“Somewhere in the middle of THE DEAL you start to get a prickly feeling on the back of the neck, the uncomfortable sensation that someone, somewhere, is watching you. That’s how real and disquieting Matthew Witten’s drama is.” –LA Herald Examiner
The west coast premiere of THE DEAL, the last show produced at the Back Alley in 1989, told the story of two FBI agents in the field in need of a conviction, a politician on the take, and a local politician caught in the trap. Sound familiar today?
The LA Times called it a stylish production with replays of scenes on audio tape and flash freeze frames.
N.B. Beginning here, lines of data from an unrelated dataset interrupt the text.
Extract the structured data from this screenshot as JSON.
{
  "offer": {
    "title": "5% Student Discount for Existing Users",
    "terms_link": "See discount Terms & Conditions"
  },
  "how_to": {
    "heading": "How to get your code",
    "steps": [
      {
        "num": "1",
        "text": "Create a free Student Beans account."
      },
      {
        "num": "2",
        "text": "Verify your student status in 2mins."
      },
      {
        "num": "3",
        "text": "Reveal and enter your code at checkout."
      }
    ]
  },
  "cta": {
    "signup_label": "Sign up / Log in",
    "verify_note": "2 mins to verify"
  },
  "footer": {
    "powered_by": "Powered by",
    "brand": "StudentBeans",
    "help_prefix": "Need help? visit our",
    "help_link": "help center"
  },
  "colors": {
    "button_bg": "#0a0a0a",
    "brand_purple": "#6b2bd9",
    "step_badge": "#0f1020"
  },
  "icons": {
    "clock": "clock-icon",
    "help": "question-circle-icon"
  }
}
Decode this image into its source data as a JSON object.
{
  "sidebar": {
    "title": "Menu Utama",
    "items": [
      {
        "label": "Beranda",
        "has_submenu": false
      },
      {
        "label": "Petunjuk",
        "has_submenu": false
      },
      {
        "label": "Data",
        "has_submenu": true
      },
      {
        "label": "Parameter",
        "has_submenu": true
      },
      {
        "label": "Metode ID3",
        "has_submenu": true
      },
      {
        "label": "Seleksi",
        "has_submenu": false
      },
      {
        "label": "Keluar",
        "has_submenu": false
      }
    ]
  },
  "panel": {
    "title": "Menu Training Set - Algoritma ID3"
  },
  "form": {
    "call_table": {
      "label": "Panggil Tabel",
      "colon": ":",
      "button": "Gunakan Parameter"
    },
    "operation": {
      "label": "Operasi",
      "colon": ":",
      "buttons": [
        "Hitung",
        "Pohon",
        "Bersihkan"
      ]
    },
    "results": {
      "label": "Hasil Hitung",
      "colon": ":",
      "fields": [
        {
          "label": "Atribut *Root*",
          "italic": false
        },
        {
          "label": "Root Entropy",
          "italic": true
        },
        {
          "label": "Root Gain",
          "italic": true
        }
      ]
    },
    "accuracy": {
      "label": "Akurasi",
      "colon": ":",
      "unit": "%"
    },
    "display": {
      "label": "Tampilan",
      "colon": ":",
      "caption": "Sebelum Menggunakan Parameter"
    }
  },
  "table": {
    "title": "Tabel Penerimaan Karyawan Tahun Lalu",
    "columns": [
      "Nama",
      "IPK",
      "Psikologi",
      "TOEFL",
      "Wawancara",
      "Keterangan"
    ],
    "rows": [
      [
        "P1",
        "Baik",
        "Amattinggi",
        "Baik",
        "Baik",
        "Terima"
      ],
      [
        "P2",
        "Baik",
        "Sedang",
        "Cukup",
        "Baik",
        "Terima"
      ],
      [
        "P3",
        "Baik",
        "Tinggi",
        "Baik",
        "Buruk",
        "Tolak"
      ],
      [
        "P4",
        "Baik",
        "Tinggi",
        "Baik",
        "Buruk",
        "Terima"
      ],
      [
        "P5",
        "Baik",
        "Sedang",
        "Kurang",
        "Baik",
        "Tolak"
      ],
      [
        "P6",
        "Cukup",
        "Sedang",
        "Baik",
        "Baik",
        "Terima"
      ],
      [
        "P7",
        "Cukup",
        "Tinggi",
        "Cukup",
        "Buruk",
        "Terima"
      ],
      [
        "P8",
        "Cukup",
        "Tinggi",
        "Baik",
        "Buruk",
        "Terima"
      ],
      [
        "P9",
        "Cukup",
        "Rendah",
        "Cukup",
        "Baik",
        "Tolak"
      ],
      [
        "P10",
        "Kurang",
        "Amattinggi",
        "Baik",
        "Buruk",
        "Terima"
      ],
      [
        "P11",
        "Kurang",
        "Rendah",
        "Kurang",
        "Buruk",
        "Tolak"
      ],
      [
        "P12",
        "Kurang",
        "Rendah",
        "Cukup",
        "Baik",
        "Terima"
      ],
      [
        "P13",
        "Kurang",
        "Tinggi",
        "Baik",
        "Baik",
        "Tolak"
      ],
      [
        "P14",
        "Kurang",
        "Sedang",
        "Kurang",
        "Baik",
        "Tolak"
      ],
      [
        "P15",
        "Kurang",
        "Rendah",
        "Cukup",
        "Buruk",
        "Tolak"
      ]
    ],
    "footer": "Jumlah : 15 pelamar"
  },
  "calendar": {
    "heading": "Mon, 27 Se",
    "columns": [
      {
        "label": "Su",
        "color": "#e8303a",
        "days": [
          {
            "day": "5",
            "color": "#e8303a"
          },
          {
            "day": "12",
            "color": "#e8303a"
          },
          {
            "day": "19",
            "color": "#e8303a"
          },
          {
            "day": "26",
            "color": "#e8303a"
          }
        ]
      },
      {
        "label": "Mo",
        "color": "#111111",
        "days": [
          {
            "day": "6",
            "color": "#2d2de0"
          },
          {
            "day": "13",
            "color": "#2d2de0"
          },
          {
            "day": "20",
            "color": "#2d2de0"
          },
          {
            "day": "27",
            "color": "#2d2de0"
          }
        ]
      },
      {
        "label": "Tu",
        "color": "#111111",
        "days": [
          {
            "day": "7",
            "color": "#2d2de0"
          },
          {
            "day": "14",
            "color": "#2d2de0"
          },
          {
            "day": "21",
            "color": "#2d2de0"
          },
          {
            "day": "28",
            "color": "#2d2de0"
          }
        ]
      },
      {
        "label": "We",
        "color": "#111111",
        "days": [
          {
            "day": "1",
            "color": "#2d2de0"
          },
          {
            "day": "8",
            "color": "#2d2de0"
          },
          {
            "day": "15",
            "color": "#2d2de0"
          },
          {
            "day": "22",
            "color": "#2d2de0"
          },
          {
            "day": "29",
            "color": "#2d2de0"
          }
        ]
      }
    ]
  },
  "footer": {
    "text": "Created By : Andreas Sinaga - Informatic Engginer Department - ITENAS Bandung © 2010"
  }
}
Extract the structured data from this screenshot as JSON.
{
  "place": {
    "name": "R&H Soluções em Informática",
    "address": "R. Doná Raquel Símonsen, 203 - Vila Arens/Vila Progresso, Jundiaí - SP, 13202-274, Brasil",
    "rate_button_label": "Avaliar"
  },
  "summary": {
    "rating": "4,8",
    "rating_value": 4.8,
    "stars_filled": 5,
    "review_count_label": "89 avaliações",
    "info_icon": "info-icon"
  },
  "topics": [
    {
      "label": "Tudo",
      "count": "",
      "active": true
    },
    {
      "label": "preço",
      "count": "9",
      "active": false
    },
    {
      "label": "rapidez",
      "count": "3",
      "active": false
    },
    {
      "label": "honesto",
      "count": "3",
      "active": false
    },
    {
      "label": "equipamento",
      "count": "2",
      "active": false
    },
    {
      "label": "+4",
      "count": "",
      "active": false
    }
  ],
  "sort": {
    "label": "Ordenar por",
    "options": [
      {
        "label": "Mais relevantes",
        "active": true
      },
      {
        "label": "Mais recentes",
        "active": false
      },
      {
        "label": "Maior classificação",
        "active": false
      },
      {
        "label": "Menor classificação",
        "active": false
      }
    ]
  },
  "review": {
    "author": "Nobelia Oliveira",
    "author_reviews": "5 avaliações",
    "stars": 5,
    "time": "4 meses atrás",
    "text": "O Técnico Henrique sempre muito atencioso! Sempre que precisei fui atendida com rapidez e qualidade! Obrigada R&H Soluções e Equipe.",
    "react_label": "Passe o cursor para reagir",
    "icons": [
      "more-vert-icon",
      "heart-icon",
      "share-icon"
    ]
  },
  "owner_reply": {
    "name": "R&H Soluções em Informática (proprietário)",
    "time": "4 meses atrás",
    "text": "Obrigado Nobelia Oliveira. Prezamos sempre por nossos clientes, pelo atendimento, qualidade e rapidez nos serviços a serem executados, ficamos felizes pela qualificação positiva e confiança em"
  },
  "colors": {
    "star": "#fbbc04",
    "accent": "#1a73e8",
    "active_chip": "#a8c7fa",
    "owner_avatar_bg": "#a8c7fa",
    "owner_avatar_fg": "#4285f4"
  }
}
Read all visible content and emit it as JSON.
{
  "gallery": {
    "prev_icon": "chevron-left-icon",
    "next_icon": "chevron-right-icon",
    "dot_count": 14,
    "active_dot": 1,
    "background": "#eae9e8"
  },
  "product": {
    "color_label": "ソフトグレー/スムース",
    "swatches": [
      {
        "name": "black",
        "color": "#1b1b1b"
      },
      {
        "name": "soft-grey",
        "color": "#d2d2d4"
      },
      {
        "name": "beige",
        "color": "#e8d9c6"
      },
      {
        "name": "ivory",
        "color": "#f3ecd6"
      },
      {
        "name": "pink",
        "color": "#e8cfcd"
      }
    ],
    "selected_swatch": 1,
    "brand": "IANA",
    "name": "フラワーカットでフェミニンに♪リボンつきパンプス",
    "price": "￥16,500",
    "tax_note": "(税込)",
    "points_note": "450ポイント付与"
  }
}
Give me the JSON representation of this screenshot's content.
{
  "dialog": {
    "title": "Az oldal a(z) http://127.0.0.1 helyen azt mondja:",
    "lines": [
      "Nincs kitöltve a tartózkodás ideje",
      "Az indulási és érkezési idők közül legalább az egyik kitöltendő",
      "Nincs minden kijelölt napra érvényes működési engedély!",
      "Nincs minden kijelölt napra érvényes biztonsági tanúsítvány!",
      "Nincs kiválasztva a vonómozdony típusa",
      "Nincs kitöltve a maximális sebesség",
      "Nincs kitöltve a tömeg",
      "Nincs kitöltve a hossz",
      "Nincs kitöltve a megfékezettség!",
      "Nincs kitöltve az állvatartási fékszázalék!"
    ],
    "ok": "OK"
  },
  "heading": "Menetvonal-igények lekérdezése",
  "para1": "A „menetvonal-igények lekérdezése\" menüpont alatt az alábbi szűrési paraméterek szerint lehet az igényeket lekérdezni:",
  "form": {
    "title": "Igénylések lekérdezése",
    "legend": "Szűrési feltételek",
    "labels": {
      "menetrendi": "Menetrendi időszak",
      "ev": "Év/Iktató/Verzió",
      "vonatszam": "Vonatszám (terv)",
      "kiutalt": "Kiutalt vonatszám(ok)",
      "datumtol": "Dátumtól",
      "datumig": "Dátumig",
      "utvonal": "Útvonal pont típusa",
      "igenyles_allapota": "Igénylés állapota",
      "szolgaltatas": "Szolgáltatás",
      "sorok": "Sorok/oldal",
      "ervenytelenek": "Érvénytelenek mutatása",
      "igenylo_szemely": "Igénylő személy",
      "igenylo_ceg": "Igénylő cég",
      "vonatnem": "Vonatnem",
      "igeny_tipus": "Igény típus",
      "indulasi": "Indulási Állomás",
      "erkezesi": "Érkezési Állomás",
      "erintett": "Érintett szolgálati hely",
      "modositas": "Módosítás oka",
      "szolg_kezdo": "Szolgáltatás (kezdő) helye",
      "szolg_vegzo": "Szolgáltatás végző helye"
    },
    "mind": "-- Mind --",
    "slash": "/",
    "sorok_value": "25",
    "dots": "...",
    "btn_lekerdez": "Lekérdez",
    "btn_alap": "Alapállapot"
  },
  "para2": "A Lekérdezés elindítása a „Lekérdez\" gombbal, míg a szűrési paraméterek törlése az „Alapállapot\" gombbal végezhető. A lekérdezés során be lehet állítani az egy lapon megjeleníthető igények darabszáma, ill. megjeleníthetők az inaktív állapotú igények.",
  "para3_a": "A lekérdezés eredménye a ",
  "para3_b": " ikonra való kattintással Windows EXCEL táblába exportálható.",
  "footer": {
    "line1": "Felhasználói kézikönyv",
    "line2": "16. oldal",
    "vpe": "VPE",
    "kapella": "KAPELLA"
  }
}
Directed by Allan, it was tautly acted by Michael Cavanaugh, John M. Jackson, Will Nye and Charles Siebert. In an interview with Matt, who was 32 at the time, the LA Times said, “On one level it’s a topical thriller, a drama about greed and entrapment drawn from today’s headlines. But on a deeper level it’s a morality tale of trust and deceit, an even-handed examination of the bonds of friendship and the bounds of professional ethics.”
One set, four actors. International City Theatre in Long Beach liked it so much they hired Allan to direct it again a few years later.
Rick Rosenthal of Whitewater Films (“Bad Boys” and “Transparent” among other projects), optioned THE DEAL for film and I worked with him and Matt to turn it into a screenplay. It never got made but Rick did direct and produce another screenplay by Matt, “Drones.” Matt went on to become a prodigious writer of TV shows like “House (45 episodes!)” and “Law & Order”; the Jacob Burns mystery series and as of 2023 has embarked on a new adventure writing thriller novels.
When we struck the set for THE DEAL, we also struck the theatre itself, pulling out the seats, risers, lights, even the cabling from the walls. Everything went, and the building would never be a theatre again. We moved out and on.